The announcement of a new midfield terminal for Hong Kong airport is another painful reminder of planning policy failure at Sydney Airport.
By 2015, and for around $900 million, the compact 1255 hectare sized Hong Kong airport will gain 20 more gates, at least three of them A380 capable, and capacity for an additional 10 million passengers a year.
In its last 12 month reporting period, two runway Hong Kong handled 50.9 million people, while Sydney, with three runways and 900 hectares of land handled 33.4 million.
Neither airport is currently using its maximum operational capacity for airliner arrivals or departures of 68 per hour in the case of Hong Kong or 80 per hour at Sydney.
The Hong Kong satellite terminal, which is only intended to be accessed from airside through the existing terminals, fits neatly between its two parallel runways to the west of the existing facility.
Both cities are faced with growth prospects that cannot be accommodated with existing infrastructure, as the Federal Government has confirmed in the case of Sydney despite the contrary claims by SACL which officially believes nothing needs to be done deal for the future in terms of a new airport other than having the sky go dark with A380s flying on all routes, even to Dubbo.
(OK, that’s a satirical observation. But seriously, doing nothing about a second airport NOW is a life or death matter for the future of Sydney, for which the death sentence will be declaring that the additional airport will be built somewhere other than Sydney, which is an as willfully stupid policy setting as it is possible to devise.)
The Hong Kong midfield terminal could fit easily into the site Federal Labor chose for a second Sydney Airport 24 years ago at Badgery’s Creek, even though it is today down to 1700 odd hectares, but well located for motorway and railway connections.
It is also interesting to try and decipher the space between the lines in the Hong Kong announcement. A third runway for Hong Kong airport is possible, but is now described as a study option. And no matter how those options are read, the certainty that Hong Kong, as part of the PRD or Pearl River Delta, will need a second airport is beginning to come into sharper focus.
That airport may well be in Shenzhen, which if it wasn’t for some border formalities, looks like a more uniformly contemporary northern extension of greater Hong Kong.
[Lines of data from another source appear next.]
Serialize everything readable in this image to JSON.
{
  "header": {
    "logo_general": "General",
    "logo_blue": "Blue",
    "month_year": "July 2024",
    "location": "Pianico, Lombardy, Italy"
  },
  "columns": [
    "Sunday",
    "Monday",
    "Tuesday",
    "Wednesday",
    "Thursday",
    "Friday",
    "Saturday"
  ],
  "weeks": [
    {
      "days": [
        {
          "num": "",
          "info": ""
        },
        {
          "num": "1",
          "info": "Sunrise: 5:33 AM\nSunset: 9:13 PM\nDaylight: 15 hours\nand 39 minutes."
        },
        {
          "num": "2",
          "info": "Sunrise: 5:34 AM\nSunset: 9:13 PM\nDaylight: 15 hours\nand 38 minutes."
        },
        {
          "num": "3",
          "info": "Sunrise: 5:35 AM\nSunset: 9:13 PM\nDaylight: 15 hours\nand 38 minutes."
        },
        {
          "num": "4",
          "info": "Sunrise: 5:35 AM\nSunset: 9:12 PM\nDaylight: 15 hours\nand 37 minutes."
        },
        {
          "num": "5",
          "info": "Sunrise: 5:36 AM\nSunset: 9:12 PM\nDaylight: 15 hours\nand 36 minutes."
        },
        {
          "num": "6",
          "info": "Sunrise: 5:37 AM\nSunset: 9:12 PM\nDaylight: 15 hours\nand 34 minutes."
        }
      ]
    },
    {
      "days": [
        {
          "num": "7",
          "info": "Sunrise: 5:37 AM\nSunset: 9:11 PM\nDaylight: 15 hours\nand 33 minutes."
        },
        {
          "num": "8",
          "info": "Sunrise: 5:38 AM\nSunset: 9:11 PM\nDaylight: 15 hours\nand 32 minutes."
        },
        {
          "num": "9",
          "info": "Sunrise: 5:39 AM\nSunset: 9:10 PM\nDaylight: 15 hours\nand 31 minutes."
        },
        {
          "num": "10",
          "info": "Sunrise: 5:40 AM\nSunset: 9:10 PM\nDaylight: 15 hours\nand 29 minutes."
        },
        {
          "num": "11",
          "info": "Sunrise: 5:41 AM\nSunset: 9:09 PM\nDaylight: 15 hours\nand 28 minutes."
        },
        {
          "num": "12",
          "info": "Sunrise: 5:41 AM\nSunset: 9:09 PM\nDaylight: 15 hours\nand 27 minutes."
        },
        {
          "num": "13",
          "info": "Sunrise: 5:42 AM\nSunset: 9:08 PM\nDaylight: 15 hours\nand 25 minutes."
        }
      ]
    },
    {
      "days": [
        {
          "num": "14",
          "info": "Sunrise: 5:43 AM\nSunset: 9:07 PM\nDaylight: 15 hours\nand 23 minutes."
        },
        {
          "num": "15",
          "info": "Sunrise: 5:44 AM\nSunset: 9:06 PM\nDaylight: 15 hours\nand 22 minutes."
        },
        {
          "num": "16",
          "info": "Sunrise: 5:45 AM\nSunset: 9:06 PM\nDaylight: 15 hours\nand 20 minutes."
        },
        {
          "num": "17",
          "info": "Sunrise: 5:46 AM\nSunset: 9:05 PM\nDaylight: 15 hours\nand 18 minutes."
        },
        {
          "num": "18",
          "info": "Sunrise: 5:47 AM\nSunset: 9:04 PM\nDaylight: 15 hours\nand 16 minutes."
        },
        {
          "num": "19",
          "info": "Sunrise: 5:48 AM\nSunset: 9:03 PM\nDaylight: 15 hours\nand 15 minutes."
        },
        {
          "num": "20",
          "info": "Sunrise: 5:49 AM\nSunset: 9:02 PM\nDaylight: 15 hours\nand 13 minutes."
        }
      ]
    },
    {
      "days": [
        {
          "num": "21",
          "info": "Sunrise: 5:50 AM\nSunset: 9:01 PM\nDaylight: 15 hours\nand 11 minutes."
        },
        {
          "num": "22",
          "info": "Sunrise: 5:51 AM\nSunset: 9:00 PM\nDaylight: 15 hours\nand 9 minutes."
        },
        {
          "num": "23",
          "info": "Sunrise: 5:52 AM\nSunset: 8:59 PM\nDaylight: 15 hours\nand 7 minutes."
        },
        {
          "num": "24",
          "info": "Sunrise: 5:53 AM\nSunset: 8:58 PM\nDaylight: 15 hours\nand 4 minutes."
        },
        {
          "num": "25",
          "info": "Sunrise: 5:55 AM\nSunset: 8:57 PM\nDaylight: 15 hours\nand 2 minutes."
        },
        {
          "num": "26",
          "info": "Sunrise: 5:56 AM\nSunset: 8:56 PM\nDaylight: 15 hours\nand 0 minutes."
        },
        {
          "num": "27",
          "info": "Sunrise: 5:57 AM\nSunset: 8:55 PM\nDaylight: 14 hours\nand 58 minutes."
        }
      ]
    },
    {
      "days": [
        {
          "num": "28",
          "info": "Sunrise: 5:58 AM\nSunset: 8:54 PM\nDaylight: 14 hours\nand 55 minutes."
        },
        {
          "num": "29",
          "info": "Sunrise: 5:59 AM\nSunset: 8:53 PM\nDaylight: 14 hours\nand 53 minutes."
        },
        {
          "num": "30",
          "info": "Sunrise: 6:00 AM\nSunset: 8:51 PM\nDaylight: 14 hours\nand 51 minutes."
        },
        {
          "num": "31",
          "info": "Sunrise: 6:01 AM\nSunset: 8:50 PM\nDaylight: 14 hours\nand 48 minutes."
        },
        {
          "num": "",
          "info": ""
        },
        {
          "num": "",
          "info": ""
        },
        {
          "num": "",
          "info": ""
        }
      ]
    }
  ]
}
Back here, the absurdities pile up. The quest for a Sydney airport anywhere but in Sydney is supposed to lead to a recommendation by around May, or June, or July, or after the next election. But the sanctity of 15-30 seat turbo-prop flights into Sydney airport has been reaffirmed, meaning that the 2nd ‘Sydney but not Sydney’ airport could be further from the CBD than the originating towns for some of the country flights guaranteed eternal peak hour access.